* [EXCERPTED RECORDS]:
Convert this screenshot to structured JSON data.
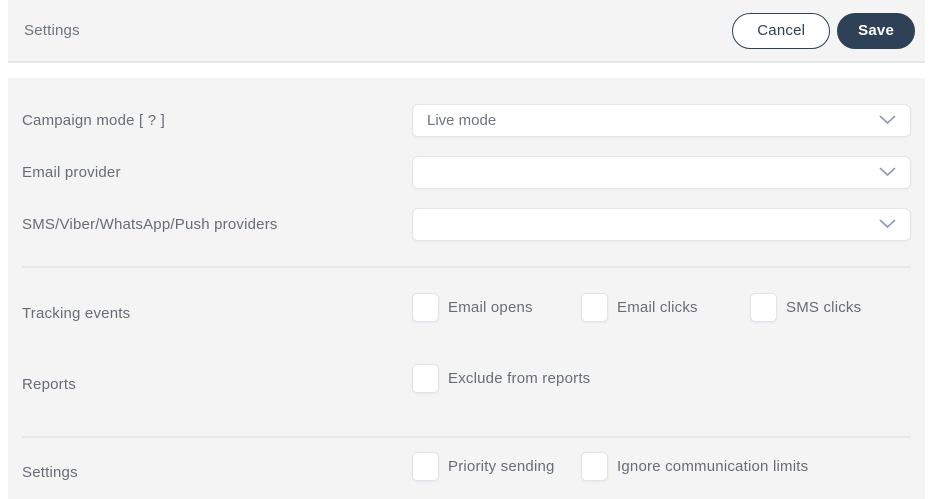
{
  "header": {
    "title": "Settings",
    "cancel_label": "Cancel",
    "save_label": "Save"
  },
  "colors": {
    "accent_navy": "#2e4156",
    "panel_background": "#f4f4f5",
    "label_text": "#676d75"
  },
  "form": {
    "selects": [
      {
        "label": "Campaign mode [ ? ]",
        "value": "Live mode"
      },
      {
        "label": "Email provider",
        "value": ""
      },
      {
        "label": "SMS/Viber/WhatsApp/Push providers",
        "value": ""
      }
    ],
    "checkbox_rows": [
      {
        "label": "Tracking events",
        "options": [
          "Email opens",
          "Email clicks",
          "SMS clicks"
        ]
      },
      {
        "label": "Reports",
        "options": [
          "Exclude from reports"
        ]
      },
      {
        "label": "Settings",
        "options": [
          "Priority sending",
          "Ignore communication limits"
        ]
      }
    ]
  }
}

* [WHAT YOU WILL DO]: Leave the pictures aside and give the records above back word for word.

* [RESULT OF THIS TASK]:
Convert this screenshot to structured JSON data.
{
  "header": {
    "title": "Settings",
    "cancel_label": "Cancel",
    "save_label": "Save"
  },
  "colors": {
    "accent_navy": "#2e4156",
    "panel_background": "#f4f4f5",
    "label_text": "#676d75"
  },
  "form": {
    "selects": [
      {
        "label": "Campaign mode [ ? ]",
        "value": "Live mode"
      },
      {
        "label": "Email provider",
        "value": ""
      },
      {
        "label": "SMS/Viber/WhatsApp/Push providers",
        "value": ""
      }
    ],
    "checkbox_rows": [
      {
        "label": "Tracking events",
        "options": [
          "Email opens",
          "Email clicks",
          "SMS clicks"
        ]
      },
      {
        "label": "Reports",
        "options": [
          "Exclude from reports"
        ]
      },
      {
        "label": "Settings",
        "options": [
          "Priority sending",
          "Ignore communication limits"
        ]
      }
    ]
  }
}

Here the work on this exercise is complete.